Advancing Health Equity
In 1970, the Black Panther Party directed all chapters to open healthcare clinics where volunteers dispensed basic medical care as well as housing assistance and legal aid. This action helped to inspire and create the health center movement, which empowered people to take ownership and control of their own healthcare while bringing health care services to low income and marginalized communities. CHCs have from their inception been partners in fighting for health equity, expanding health care access, and helping to address social determinants of health (SDOH).
Given this history, if we wish to create a true equitable health system, we must first address institutional racism, environmental racism and implicit bias that exists in American culture. As CPCA’s equity work has progressed our knowledge and understanding of institutional racism and implicit bias has also grown. Our equity work has provided us the opportunity to truly reflect on how institutional racism and implicit bias are interwoven into our full health care system and the impacts its had to black, Indigenous and people of color (BIPOC) patients.

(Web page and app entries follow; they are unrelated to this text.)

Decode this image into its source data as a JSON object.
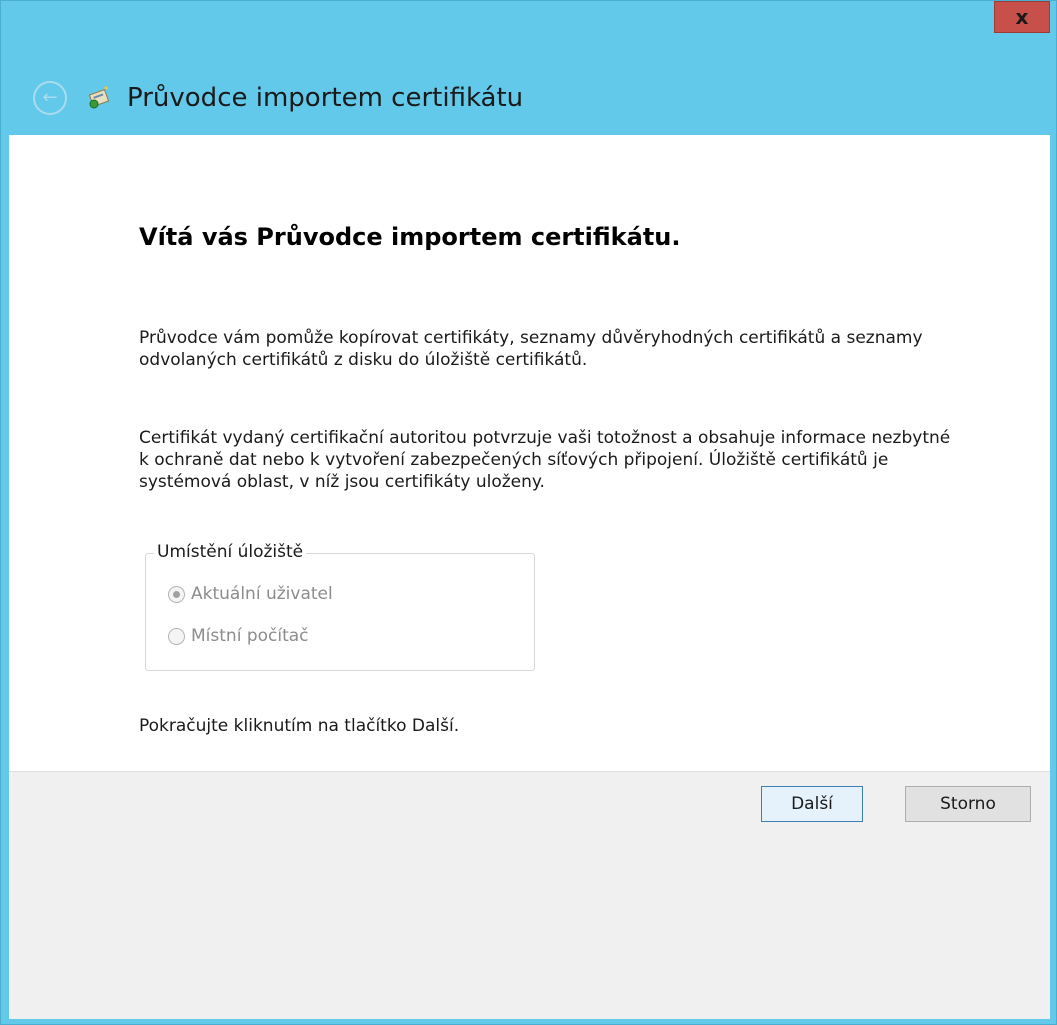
{
  "window": {
    "title": "Průvodce importem certifikátu",
    "close_label": "x"
  },
  "content": {
    "heading": "Vítá vás Průvodce importem certifikátu.",
    "paragraph1": "Průvodce vám pomůže kopírovat certifikáty, seznamy důvěryhodných certifikátů a seznamy odvolaných certifikátů z disku do úložiště certifikátů.",
    "paragraph2": "Certifikát vydaný certifikační autoritou potvrzuje vaši totožnost a obsahuje informace nezbytné k ochraně dat nebo k vytvoření zabezpečených síťových připojení. Úložiště certifikátů je systémová oblast, v níž jsou certifikáty uloženy.",
    "store_location": {
      "legend": "Umístění úložiště",
      "options": [
        {
          "label": "Aktuální uživatel",
          "checked": true
        },
        {
          "label": "Místní počítač",
          "checked": false
        }
      ]
    },
    "continue_text": "Pokračujte kliknutím na tlačítko Další."
  },
  "footer": {
    "next_label": "Další",
    "cancel_label": "Storno"
  },
  "colors": {
    "titlebar": "#62c9ea",
    "close": "#c7504a",
    "content_bg": "#ffffff",
    "footer_bg": "#f0f0f0"
  },
  "icons": {
    "back": "back-arrow-icon",
    "wizard": "certificate-wizard-icon"
  }
}
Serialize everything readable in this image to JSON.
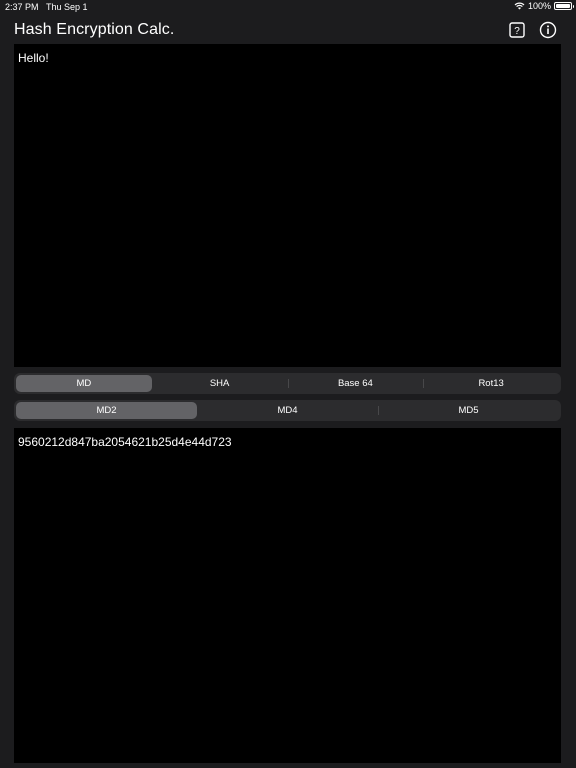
{
  "status_bar": {
    "time": "2:37 PM",
    "date": "Thu Sep 1",
    "battery": "100%",
    "battery_level": 1.0
  },
  "nav": {
    "title": "Hash Encryption Calc.",
    "help_icon": "help-question-icon",
    "info_icon": "info-icon"
  },
  "input": {
    "value": "Hello!"
  },
  "algorithm_family": {
    "options": [
      "MD",
      "SHA",
      "Base 64",
      "Rot13"
    ],
    "selected": "MD"
  },
  "algorithm_variant": {
    "options": [
      "MD2",
      "MD4",
      "MD5"
    ],
    "selected": "MD2"
  },
  "output": {
    "value": "9560212d847ba2054621b25d4e44d723"
  },
  "colors": {
    "background": "#1c1c1e",
    "text_area": "#000000",
    "segment_track": "#2c2c2e",
    "segment_selected": "#636366"
  }
}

Health centers were formed in response to racism and inequity and have made tremendous strides in providing access and reducing disparities. Yet health centers are embedded in a health care system with deep roots of inequity. While these realities have been present, this year has brought them into stark focus and we can no longer ignore or be overwhelmed at how intractable these inequities are, we must address them head on. Without doing so we pay a disservice to the roots of the health center movement and most importantly the patients who have come to rely on this incredibly powerful delivery system.

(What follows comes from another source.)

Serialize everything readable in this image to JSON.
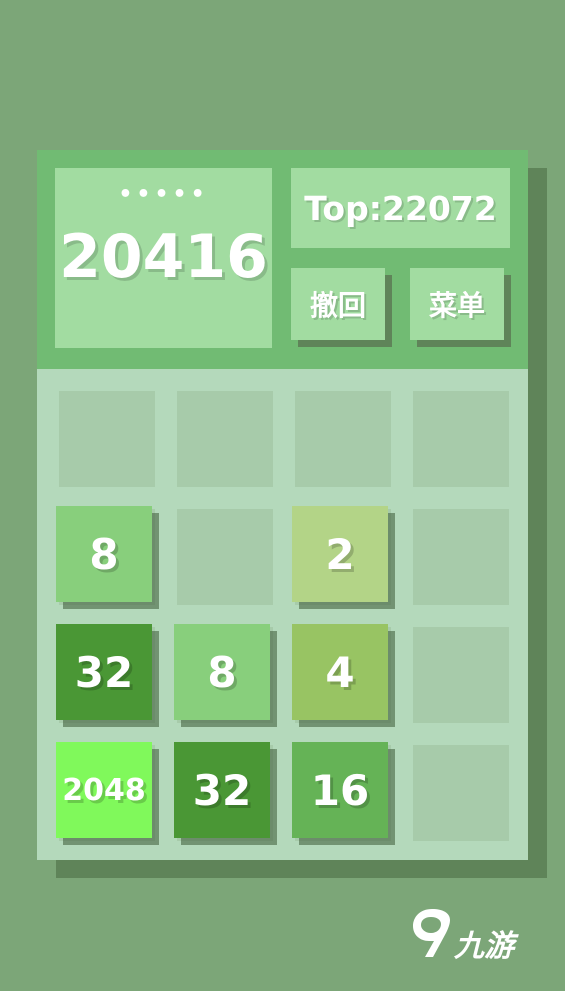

In partnership with the Supporting Black Communities (SBC) Workgroup and the Health Equity Taskforce (HETF), CPCA aims to deepen and refine the Association’s health equity agenda and is committed to this work in perpetuity.
CPCA’s Internal Health Equity Work
CPCA has taken or goal of achieving equity for all further by hiring a consultant to lead us on the path to become an anti-racist organization. This work includes strategic planning, deep and intentional staff conversations, readings, videos, and homework to help on the personal process that is becoming anti-racist. We firmly believe that in order to reach true equity and change we must begin with conducting self-reflection within the organization to ensure we are removing internal biases and institutional racism. This will allow us to be true to ourselves while continuing to advocate for polices that create a more equitable health care system.
Health Equity Taskforce (HETF)
The goal of this taskforce is to work alongside of CHCs to identify and respond to the inequities that have been exacerbated by COVID-19 while helping to centralize health equity related conversation in one place. This Taskforce will help us coordinate the great health equity work that all CHC staff and CPCA staff are touching within their respective issues into one area of conversation. HETF will also help centralize our health equity work in one place. As we know, to reach true health equity we must look at all we do through a health equity lens, thus CPCA staff has been taking steps to bring health equity into their issue areas, Peer Networks and Workgroups. We hope that we can integrate all these conversations into one place so we can more intentionally and successfully coordinate the work.
Supporting Black Communities Workgroup
The Supporting Black Communities (SBC) Workgroup currently has about 45 members and has met multiple times since its inception. In their short time together, they have built out an agenda with goals, advocacy priorities and communications. Over the course of the fall and winter, CPCA and the SBC aim to create trainings and a how to guide to help bring implicit bias trainings to health centers and their staff. The goal is to facilitate the process of obtaining C-suite support for establishing these trainings in the hopes of encouraging all health centers to provide implicit bias trainings.
Equitable COVID-19 Vaccine Distribution
CPCA is engaged in the Administration’s discussions around vaccine distribution. A central element CPCA is advocating in these conversations is the need for a plan to address many people’s concerns, in particular BIPOC’s concerns about a vaccine. The state is aware of these challenges and is already planning to have a state review of any vaccines approved by the federal government to provide an additional level of assurance to Californian’s about the efficacy and safety of the drug. CPCA has also been involved in on one of the first opportunities provided by the federal government to inform the equitable distribution of the vaccine and will continue to be involved in these conversations.